Robert looked disappointed, and then Paul noticed that Robert’s expression changed to determination. “Let’s go to the barn,” said Robert. Paul nodded his head and the two turned toward the barn.
“What do you have planned?” asked Paul.
“Nothing much,” said Robert. “Can you go get some rope?”
Paul nodded. “How much?”
“About thirty yards. I’ll be outside checking something”
Paul went into the barn, unsure where to look for a rope that long. He checked the shorter ropes hanging on the wall that were tied to the halters for the cattle, stopped when he heard a creaking sound that had come from near the top of the wall of the barn. It might be the sparrows again, he thought. Paul pulled at a pile of rope that was lying on a shelf above the grain pails, unwound them as he heard another creak on the roof of the barn above him. A feeling of fear radiated from his chest, but he didn’t move until he heard another louder creak near the top of the roof, a small drizzle of dust floated down from the highest rafter. Paul clutched the rope tightly and ran out of the barn.
Paul looked at the lower section of the barn roof and saw nothing and looked high up to the very top of the roof of the barn and saw a dark figure silhouetted against the sky perched on the apex of the roof. Paul blinked his eyes and realised that it was Robert with his arms straight out to each side for balance, he saw the ladder that had been leaned against the roof just below another ladder that had been nailed to the roof when the barn had been built.
“Robert?” said Paul, but Robert continued to walk along the top of the roof one step at a time; with each step he was more confident and walking more freely as he moved to the middle of the barn roof, stopped and looked out to the far side of the barn, looking out to the horizon.
“Robert?” said Paul more loudly as Robert continued to walk to the end of the barn’s roof and stood at the edge looking out at the field and horizon. Paul was paralysed, he had no idea why Robert was on the roof of the barn, had Robert mentioned anything that would suggest that he planned to do this? There was nothing.

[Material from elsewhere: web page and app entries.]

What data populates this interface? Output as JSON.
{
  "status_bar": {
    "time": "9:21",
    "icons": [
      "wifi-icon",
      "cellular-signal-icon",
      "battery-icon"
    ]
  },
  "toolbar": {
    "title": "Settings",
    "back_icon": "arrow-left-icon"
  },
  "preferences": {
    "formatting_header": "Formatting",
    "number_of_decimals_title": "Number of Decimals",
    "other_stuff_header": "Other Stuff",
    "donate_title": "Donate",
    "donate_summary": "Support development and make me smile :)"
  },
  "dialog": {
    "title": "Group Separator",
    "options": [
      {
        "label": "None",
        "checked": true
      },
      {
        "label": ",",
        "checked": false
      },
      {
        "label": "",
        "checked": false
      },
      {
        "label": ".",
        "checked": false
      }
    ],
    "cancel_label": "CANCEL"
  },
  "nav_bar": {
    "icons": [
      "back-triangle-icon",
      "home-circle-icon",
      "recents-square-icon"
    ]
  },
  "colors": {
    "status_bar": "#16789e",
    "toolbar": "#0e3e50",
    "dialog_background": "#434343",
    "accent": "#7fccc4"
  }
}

“Robert,” said Paul again and Robert turned slowly around looking quickly at his feet and then up at the horizon. He would go back to the ladder and come down, thought Paul; he would climb down the ladder and then they would walk to the house, no one would have to know that Robert had climbed to the top of the roof of the barn, it would be their secret, thought Paul as he watched Robert start to walk back again as if he was just strolling along the boardwalk in town. Robert is just catching his balance, thought Paul as he watched Robert’s hip adjust to one side and his arm glide higher, without a sound he was gone! Paul wondered if it had really happened, as his heart was pounding and sweat was running down his face he started to run around the barn. Paul stopped and stared at Robert who was sitting on a pile of moulding straw holding his cheek. A pitchfork lay beside him.
“What were you doing?” asked Paul as he panted.
“Flying,” replied Robert quietly.
“You went up there to fly off the roof?”
“No,” said Robert. “I was up there to see what it would look like. Once I was there I wanted to see what it felt like to move, then, I wanted to see everything without the roof of the barn in the way.”
“So you went to the edge of the barn,” said Paul as his breathing began to slow.
“Yeah, it was great,” said Robert as he got up from the old moulding straw. He knew he would smell bad no matter what he did; he wasn’t sure whether the bruise on his face or the smell bothered him more.
“Don’t do that again,” said Paul angrily.
“I don’t think I’ll do that again,” said Robert as he swiped the lumps of straw and manure off his pants.
Paul noticed that he was still holding the rope Robert asked for. “What did you want this for?”
“Nothing,” replied Robert.
“I’m not sure what I was thinking,” said Robert.
“That’s for sure,” said Paul as he realised how different he was from Robert. Paul wanted to fly to see what it was like, but it was a curiosity not an obsession, but Robert wanted to feel it, breathe it, and be completely absorbed by the experience.